Somewhere in the middle of our discussion on Matthew 24:15-28 last night, I realized how different it feels to be near to Jesus in Lent.
In Epiphany, I was jostling with the crowds to get nearer the miracle. I was standing shoulder to shoulder with the disciples, trying to decipher the beauty and mystery of the God man. In Epiphany, I wanted to be near when Jesus touched lepers and saved harlots and spoke beauty and explained Truth. I wanted to be near Him like I wanted to be near beauty and like a magnet He pulled my soul closer.
In Lent, being near Jesus feels different because it means walking with Him to death.

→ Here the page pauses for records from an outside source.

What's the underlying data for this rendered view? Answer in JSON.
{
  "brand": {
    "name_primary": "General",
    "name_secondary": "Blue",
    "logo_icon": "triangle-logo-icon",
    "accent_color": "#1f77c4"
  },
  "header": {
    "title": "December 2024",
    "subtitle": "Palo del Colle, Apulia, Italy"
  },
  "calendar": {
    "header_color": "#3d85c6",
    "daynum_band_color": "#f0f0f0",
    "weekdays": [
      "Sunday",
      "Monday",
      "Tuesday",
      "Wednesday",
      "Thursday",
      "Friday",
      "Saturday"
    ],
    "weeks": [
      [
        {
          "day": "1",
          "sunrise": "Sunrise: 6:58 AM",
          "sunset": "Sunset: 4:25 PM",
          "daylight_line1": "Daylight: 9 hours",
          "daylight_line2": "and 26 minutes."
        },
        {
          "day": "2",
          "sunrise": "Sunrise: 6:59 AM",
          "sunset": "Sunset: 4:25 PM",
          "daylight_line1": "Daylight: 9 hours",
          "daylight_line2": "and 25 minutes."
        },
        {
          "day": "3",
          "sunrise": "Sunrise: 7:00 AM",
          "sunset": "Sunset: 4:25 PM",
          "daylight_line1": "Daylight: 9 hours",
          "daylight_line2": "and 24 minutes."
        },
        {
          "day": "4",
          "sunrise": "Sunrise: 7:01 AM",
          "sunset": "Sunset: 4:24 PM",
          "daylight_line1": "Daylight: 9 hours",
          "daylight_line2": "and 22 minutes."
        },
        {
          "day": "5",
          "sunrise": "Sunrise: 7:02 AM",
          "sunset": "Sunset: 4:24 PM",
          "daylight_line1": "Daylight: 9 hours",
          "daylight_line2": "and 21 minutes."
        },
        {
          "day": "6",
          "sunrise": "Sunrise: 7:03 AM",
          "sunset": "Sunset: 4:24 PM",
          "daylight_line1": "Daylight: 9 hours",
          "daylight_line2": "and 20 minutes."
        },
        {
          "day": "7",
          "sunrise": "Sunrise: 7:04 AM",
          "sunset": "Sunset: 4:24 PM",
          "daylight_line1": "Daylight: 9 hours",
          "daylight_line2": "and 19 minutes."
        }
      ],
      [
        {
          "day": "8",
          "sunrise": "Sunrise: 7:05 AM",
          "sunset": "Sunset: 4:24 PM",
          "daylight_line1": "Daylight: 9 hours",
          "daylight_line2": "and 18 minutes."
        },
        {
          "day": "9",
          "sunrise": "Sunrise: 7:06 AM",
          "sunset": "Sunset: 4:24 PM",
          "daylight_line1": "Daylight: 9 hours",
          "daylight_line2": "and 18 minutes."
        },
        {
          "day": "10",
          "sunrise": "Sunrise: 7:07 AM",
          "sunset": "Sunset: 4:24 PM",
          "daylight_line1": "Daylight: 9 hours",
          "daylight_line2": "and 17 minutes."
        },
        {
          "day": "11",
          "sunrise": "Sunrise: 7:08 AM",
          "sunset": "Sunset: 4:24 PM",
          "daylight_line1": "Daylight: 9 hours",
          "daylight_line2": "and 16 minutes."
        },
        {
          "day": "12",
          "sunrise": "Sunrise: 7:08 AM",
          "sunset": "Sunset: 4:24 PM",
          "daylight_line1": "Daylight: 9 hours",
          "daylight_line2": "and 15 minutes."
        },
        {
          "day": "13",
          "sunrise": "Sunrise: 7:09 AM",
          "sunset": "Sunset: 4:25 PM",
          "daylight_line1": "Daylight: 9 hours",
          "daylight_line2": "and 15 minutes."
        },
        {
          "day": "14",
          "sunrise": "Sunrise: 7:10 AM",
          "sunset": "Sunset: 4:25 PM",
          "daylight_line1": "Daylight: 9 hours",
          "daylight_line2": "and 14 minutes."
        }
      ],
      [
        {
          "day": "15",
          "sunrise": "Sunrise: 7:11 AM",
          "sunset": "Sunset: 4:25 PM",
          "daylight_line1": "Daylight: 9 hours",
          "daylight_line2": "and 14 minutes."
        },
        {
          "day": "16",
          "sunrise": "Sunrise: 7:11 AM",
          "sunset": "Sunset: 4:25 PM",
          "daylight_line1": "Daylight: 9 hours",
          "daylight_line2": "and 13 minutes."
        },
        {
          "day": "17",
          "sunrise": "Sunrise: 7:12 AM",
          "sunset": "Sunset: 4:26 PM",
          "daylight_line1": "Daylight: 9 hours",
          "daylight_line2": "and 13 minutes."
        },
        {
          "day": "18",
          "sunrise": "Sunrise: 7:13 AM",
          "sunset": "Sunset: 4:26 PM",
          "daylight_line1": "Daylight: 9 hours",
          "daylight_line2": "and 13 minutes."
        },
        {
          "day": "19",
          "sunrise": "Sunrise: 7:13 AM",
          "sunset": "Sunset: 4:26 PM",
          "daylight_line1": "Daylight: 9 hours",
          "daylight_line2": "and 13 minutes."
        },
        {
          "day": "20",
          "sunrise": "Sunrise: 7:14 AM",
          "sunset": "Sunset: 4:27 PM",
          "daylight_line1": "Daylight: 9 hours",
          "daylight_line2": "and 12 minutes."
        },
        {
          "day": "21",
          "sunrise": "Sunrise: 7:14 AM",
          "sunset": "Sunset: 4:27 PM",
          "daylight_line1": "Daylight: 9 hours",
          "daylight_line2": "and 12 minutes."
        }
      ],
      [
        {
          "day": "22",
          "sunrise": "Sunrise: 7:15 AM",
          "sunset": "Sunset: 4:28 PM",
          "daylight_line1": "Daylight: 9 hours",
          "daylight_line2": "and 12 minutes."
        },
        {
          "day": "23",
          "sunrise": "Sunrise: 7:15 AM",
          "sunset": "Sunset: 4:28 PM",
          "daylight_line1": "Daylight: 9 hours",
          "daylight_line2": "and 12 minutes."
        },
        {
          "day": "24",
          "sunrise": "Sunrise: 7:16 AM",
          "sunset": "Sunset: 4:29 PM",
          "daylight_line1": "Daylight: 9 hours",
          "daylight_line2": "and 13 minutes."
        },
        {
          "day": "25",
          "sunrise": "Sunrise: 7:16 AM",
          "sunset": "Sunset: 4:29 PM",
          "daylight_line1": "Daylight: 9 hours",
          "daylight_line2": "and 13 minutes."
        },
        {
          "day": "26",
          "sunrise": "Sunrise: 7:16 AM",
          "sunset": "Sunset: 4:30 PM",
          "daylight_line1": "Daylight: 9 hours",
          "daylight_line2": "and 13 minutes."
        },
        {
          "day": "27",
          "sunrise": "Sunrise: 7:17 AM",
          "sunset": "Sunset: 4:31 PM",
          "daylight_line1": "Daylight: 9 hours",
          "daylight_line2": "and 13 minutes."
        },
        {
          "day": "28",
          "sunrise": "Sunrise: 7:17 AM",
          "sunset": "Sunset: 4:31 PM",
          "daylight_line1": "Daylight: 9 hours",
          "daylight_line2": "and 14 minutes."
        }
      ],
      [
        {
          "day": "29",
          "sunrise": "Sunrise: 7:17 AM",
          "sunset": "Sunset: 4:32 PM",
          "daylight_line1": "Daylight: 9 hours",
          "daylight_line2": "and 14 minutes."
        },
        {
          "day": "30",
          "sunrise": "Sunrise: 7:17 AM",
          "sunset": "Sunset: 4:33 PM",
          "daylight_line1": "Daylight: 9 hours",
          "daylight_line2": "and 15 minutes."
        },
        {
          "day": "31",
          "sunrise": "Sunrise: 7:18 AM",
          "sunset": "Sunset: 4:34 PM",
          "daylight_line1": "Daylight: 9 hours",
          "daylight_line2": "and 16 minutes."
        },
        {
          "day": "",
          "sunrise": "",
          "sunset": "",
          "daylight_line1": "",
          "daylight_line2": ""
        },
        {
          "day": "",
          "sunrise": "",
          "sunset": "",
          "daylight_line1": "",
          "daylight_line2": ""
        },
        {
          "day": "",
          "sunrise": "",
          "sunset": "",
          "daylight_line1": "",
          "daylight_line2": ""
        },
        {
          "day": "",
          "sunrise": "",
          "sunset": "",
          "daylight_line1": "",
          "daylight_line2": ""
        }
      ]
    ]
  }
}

He is no less beautiful or miraculous or True, but it feels somber to be beside Him as we go. I know it is for me that we’re on this journey – for my sin and hard heartedness that He has to set his eyes like flint on Jerusalem.
But I still want to be next to Him and I only want to be next to Him.
That is the repeat phrase I heard myself say after we finished prayers and I started off toward home last night. All those street preachers are right, at least partially: there is an end to this world and it is serious business. And in the end, I want to be found next to Christ – tucked under His provision and snuggled right up to His beauty when all that is somber thunders down.
If Christ is the most beautiful thing when the world folds in on its own desires, then He is definitely the most beautiful thing about this Wednesday morning.